You can also pay a visit the Goddess of Paper at the Okamoto-Otaki Shrine, the only one in Japan to worship paper. Dating back 1,500 years, legend has it that a beautiful princess appeared upstream along the Okamoto River in Echizen City and taught papermaking skills to the villagers in the local area. Once a year, locals carry an extremely heavy portable shrine around the town on their shoulders whilst drinking copious amounts of alcohol and giving thanks to the goddess.
To learn more about production and history, visit the Museum of Washi and Culture; from Europe, you can visit their website.
We met a small fraction of the makers in Echizen on our very short trip. We were lucky enough to meet and buy paper from the following makers:
Ichibei Iwano, National Living Treasure
Iwano is the ninth generation papermaker in his family, and is the second in his family line, after his father, to have earned the National Living Treasure Status. He works with his wife making paper from 100% Japanese kozo, by hand, without using any machines. He primarily makes ‘hosho’ paper intended to be used in printmaking, specifically woodblock. His father’s papers were prized by Picasso. Ichibei is a modest and warm man.
Shohachi Yamaguchi IV
Shohachi uses the highest quality natural resources available, the same used by Ichibei Iwano. He makes paper mostly in smaller sizes, and in more unusual finishes, like the thick gampi (several layers of gampi layered together) and the mitsumata/pulp paper, suitable for intaglio printing. In his spare time he makes pottery.
Igarashi Paper Mill Co, Ltd.
Masami Igarashi, Master of Traditional Craft

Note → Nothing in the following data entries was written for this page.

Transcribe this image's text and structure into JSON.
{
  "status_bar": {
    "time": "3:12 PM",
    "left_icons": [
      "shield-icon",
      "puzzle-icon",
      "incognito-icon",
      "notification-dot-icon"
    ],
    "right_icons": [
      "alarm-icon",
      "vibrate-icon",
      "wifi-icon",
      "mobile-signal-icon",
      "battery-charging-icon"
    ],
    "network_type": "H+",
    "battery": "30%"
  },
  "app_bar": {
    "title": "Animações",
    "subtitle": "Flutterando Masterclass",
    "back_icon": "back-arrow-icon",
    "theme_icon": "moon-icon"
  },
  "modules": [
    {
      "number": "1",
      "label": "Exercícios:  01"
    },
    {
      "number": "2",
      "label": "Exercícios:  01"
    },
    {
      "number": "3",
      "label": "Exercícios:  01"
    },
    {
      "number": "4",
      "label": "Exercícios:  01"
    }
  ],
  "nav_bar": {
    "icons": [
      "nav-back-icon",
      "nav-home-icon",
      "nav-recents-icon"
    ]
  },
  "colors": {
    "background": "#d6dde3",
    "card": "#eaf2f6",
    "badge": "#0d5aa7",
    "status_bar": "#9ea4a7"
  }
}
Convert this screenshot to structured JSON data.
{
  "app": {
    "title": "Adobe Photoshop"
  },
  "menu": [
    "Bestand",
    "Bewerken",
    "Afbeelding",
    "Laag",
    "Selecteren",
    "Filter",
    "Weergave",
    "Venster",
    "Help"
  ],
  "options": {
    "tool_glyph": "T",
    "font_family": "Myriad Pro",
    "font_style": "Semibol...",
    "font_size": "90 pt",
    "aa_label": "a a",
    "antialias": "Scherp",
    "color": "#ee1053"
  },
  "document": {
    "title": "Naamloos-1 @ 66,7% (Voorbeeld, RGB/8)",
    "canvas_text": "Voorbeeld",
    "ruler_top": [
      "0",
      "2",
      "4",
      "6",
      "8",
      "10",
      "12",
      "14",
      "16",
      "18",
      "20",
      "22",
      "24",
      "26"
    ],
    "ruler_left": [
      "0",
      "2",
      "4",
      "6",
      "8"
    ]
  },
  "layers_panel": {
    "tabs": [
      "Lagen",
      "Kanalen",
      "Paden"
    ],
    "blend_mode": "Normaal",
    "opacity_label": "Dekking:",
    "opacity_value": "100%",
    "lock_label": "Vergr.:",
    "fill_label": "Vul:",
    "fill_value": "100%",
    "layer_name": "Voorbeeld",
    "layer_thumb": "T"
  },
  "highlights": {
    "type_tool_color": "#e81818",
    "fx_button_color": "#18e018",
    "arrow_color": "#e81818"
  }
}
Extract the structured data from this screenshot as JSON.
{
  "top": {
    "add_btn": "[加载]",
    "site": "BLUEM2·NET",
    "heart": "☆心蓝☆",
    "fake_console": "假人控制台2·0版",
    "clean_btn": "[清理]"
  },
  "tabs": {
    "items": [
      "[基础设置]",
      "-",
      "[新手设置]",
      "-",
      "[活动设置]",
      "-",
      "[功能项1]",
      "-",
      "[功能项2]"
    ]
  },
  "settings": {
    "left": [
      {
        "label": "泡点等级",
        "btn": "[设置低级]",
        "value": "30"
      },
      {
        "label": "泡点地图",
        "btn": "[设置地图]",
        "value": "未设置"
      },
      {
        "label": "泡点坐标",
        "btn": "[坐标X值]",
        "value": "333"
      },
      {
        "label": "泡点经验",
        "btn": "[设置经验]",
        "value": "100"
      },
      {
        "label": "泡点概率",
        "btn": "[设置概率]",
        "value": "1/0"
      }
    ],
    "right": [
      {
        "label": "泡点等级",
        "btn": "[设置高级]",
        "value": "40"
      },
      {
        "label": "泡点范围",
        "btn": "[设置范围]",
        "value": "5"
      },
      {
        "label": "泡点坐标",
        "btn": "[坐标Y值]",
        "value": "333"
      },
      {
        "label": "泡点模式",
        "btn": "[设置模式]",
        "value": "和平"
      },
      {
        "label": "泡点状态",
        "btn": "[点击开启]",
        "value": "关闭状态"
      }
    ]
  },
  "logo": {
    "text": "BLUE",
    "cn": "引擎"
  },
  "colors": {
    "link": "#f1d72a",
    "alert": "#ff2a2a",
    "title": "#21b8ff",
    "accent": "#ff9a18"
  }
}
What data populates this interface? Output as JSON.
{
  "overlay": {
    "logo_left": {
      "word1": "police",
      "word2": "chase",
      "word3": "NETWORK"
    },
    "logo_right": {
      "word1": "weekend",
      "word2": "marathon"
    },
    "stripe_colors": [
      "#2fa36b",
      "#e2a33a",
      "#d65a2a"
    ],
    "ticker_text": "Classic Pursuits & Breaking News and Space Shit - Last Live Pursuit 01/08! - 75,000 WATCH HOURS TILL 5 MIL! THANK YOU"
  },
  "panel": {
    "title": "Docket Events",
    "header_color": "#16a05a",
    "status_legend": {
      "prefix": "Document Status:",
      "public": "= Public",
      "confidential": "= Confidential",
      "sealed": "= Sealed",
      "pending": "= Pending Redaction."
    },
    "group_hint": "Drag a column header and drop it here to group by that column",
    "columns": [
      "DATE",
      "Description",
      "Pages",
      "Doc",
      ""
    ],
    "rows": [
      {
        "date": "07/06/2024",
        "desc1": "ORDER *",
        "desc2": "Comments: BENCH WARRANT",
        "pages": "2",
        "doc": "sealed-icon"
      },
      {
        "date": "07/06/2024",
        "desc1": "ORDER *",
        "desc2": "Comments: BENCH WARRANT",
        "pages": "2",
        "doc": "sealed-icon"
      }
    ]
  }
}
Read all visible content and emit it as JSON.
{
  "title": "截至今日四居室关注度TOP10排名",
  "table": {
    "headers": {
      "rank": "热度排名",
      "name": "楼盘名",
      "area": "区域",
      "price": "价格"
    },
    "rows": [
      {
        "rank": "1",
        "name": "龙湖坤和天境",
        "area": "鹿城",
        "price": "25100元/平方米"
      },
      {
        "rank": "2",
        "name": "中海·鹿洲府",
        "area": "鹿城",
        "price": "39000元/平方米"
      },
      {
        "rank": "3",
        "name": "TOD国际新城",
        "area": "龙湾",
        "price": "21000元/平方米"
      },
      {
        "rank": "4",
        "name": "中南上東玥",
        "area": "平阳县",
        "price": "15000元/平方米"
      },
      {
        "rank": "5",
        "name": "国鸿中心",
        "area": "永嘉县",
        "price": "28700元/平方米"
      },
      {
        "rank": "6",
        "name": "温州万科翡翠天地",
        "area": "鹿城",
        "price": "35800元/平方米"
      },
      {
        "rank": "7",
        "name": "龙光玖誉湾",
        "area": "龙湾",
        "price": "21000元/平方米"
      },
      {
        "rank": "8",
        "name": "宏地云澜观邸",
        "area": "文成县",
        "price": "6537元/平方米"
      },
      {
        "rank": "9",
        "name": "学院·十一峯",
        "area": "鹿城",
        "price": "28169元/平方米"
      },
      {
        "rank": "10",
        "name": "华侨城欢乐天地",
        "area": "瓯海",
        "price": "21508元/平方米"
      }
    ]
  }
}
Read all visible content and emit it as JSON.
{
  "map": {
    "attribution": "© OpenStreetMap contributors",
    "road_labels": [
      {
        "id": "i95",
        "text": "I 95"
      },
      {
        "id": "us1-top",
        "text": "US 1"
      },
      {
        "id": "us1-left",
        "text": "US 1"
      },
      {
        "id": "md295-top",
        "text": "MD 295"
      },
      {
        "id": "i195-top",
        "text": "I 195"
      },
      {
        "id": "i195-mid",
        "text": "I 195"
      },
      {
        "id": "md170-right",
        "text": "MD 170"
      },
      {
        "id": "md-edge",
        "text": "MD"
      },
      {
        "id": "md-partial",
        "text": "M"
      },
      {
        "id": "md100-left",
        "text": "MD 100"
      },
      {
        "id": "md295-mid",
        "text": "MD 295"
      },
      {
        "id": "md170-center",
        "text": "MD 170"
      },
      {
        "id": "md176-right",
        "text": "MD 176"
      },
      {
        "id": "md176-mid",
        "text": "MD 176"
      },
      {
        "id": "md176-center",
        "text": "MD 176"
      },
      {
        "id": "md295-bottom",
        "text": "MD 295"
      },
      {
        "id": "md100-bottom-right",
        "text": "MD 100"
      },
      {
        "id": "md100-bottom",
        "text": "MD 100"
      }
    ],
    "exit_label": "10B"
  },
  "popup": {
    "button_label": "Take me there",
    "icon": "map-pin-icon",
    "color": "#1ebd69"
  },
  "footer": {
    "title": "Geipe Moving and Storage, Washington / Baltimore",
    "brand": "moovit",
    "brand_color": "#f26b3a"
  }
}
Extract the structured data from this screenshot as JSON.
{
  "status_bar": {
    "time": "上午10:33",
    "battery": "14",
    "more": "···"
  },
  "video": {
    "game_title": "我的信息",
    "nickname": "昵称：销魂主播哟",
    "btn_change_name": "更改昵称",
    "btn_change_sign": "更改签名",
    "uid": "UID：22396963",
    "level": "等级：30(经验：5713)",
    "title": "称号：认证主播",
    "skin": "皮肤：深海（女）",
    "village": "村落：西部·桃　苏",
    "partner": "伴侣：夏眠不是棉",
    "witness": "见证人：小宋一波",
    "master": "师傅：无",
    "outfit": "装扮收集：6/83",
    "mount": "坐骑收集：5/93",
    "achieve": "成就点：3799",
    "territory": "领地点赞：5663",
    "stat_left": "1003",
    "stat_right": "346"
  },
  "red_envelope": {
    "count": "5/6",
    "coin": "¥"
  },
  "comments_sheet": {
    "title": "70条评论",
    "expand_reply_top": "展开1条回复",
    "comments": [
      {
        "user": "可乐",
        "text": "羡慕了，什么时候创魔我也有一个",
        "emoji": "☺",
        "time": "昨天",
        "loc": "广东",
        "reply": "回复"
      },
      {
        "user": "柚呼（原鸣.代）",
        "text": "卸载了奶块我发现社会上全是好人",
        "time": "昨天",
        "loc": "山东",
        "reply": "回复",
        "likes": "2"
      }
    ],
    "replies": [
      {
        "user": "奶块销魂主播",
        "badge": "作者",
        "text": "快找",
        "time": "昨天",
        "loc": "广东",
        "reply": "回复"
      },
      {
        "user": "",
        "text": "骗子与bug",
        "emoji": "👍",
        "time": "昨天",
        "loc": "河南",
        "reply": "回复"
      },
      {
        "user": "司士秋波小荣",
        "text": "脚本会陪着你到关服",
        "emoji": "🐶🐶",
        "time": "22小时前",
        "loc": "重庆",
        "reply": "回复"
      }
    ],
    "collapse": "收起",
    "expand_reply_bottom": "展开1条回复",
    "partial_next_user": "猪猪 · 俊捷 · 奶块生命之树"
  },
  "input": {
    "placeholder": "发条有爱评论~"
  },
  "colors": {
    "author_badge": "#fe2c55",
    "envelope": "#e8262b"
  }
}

This studio specializes in making very large size washi. They make their own frames, and can provide custom sizes up to 7m x 2.6 m (!)
Like everyone we met, Masami-san was the most kind, warm and lovely person.
Udatsu Paper and Craft Museum
This museum is in the center of Echizen town. Makers here are at work producing high quality papers primarily from kozo and gampi fibers; there is a gallery room upstairs with different exhibitions, including printmaking on washi; and workshops in Japanese Printmaking are also offered.
When we were there, we watched Master Papermaker Naho Murato making a batch of Torinoko, very thin gampi/kozo paper good for woodblock printmaking (mokuhanga) and calligraphy, among other things. Watch a video here.